He said that "God willing, on Oct. 7" he would make a pilgrimage to a shrine dedicated to the Virgin Mary in Pompeii, near Naples.
John Paul missed his general audience last week because of what the Vatican called a mild intestinal ailment.
His appearance came after one of his closest advisers was quoted as saying in remarks published Tuesday that John Paul was "in a bad way" and urged Catholics to pray for him.
The comments by German Cardinal Joseph Ratzinger raised concerns the pope's health might have deteriorated beyond his obvious frailty. The pontiff suffers from Parkinson's disease, which makes it very difficult for him to speak and walk.
"He is in a bad way," Ratzinger told the German weekly Bunte. "We should pray for the pope."
The comments were made Sept. 22, a day before the pontiff came down with the intestinal ailment.
Ratzinger's aide at the Vatican, the Rev. Georg Gaenswein, told The Associated Press the cardinal in no way indicated John Paul's health had worsened recently.

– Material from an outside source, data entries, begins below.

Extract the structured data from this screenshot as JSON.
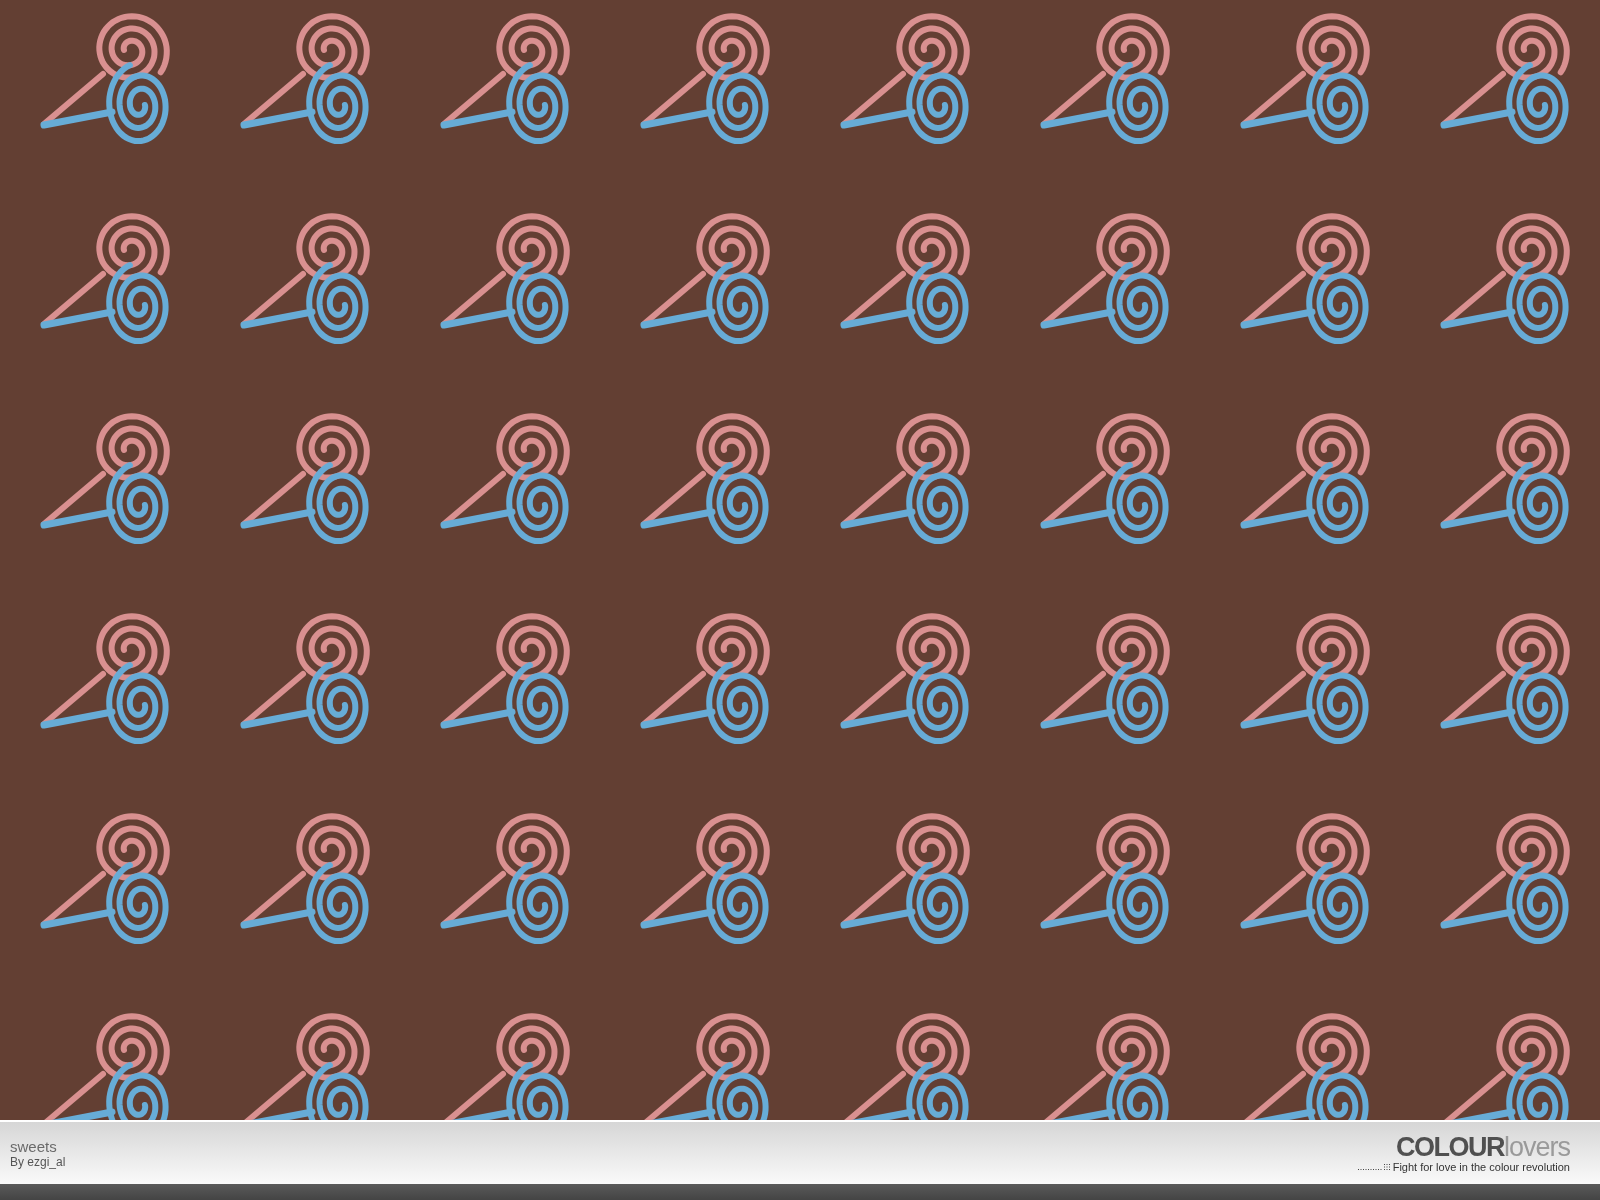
{
  "pattern": {
    "title": "sweets",
    "author": "By ezgi_al"
  },
  "brand": {
    "logo_bold": "COLOUR",
    "logo_light": "lovers",
    "tagline": "Fight for love in the colour revolution"
  }
}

Gaenswein said Ratzinger was responding to a request by a group of visiting German brewers who were to have an audience with the pontiff while they were in Rome.
"They were told, 'Unfortunately, this is not possible. The pope's health doesn't allow him to make a lot of physical effort,"' Gaenswein recalled.
The pope will also celebrate a Mass on Sunday on the steps of St. Peter's Basilica to raise three churchmen to sainthood. Canonization ceremonies generally last about two hours, an indication the pope's doctors think he has the stamina for the appearance.
Gaenswein noted that conserving strength was particularly important in the run-up to a heavy schedule John Paul has given himself for October, including celebrations of his 25th anniversary as pope.
On Saturday, John Paul holds talks at the Vatican with the Archbishop of Canterbury, Rowan Williams. The talks are likely to cover the recent explosive decision of the U.S. Episcopal Church to name its first openly gay bishop.
After Wednesday's audience, the pope, seated in a throne-like chair on wheels, greeted selected pilgrims for nearly an hour atop the steps of St. Peters' Basilica.
The Vatican-based Chilean cardinal Jorge Medina was quoted Wednesday as saying that John Paul had neither lost his ability to govern the church nor had any intention of stepping down.
Medina told the Web site www.terra.cl he had no information to indicate that the pope was gravely ill but that he was suffering from the burdens of age and his ailments.